All event-focused store displays, like those for Valentine’s Day or St. Patrick’s Day, have limited shelf lives. But American history is not a fixed holiday that should garner attention for a few weeks before it is relegated to the discount tables, especially at a time when Black history in particular is being attacked by Republican-led legislatures and books are banished from public school classrooms and libraries.

When he started Negro History Week in 1926, Woodson, the son of formerly enslaved people, understood that Black people could not afford to wait for white historians to recognize their indelible contributions to this nation and their claim to its heritage.

“If a race has no history, if it has no worthwhile tradition, it becomes a negligible factor in the thought of the world, and it stands in danger of being exterminated,” Woodson wrote in his 1933 book “The Mis-education of the Negro.” In 1970, after a movement by Black college students to learn more about their history and make it part of the curriculum, Negro History Week became Black History Month.

Six years later, President Gerald Ford became this nation’s first chief executive to recognize Black History Month.

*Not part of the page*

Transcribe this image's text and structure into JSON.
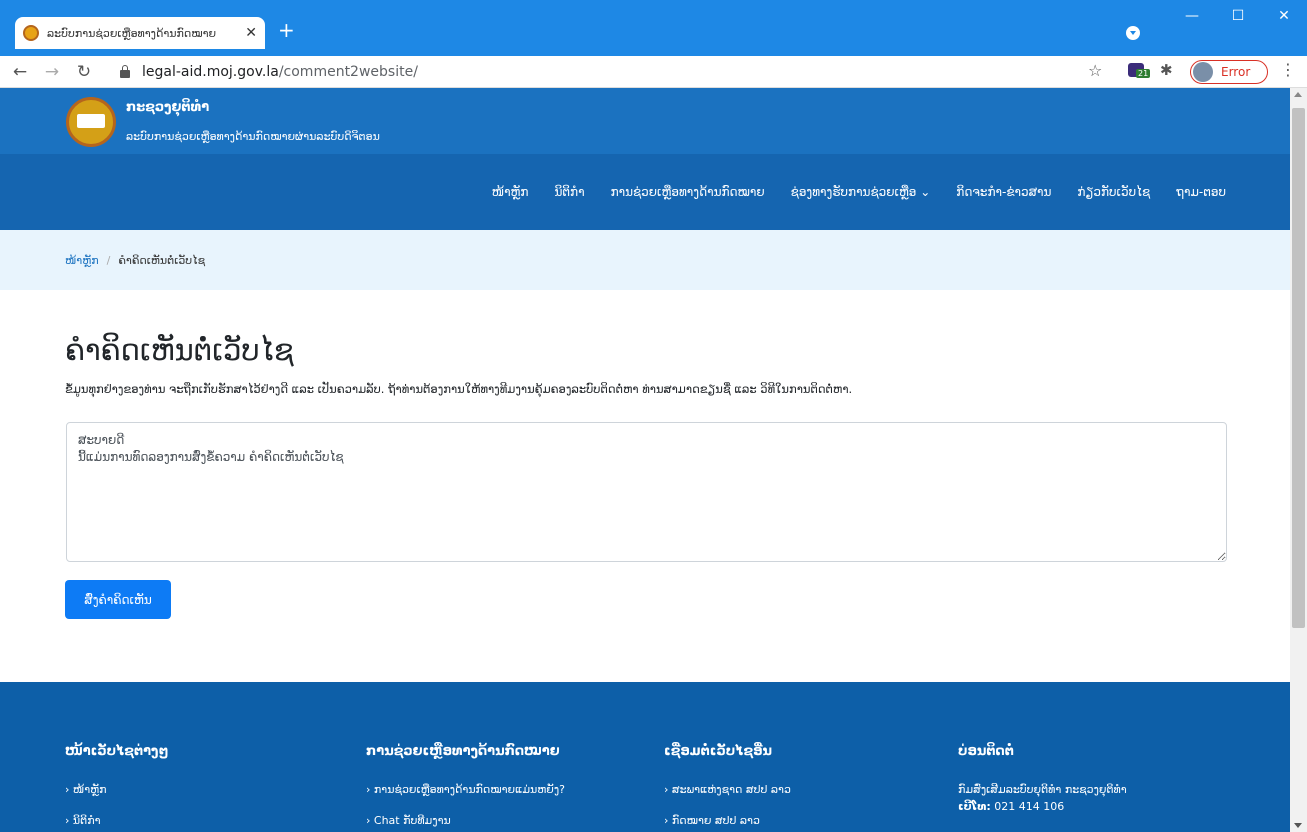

In a statement, he called it a chance to “seize the opportunity to honor the too-often neglected accomplishments of Black Americans in every area of endeavor throughout our history.”

Every president since Ronald Reagan has issued a Black History Month proclamation. It took corporate America longer to recognize the designation as a ripe commercial opportunity. And in their rush to cash in, especially after worldwide protests against systemic racism followed the murder of George Floyd by a Minneapolis officer in May 2020, some companies have been roasted for their sloppy appropriation of Black idioms or trying to turn Blackness itself into just another brand.


In 2022, American Airlines was criticized when it updated its Twitter profile photo with its logo encircled with a Kente cloth-style banner. (”African American Airlines?” asked one commenter.) That same year, Bath & Body Works was accused of pandering when it dressed up its usual potions and lotions in an approximation of African designs with words like “unity” and “empowered” added to the packaging.

But this year’s corporatization of Black culture and history is happening as diversity, equity, and inclusion efforts are vanishing from companies faster than you can say “What racial reckoning?” The dissonance between performative celebrations of Black history and the dissolution of programs to help make corporate America look more like America is impossible to overlook.

When a group has been disrespected for so long, their achievements downplayed or ignored, there’s a misconception that they’ll settle for any crumb of recognition tossed their way. We won’t. But for many companies, that’s how low their bar is in acknowledging Black History Month.

What corporate America willfully fails to recognize is that only a rigorous and sustained commitment to racial diversity and equity, proven as good business practice, is what it will take to truly honor and celebrate Black history — our American history.


Renée Graham is a Globe columnist. She can be reached at renee.graham@globe.com. Follow her @reneeygraham.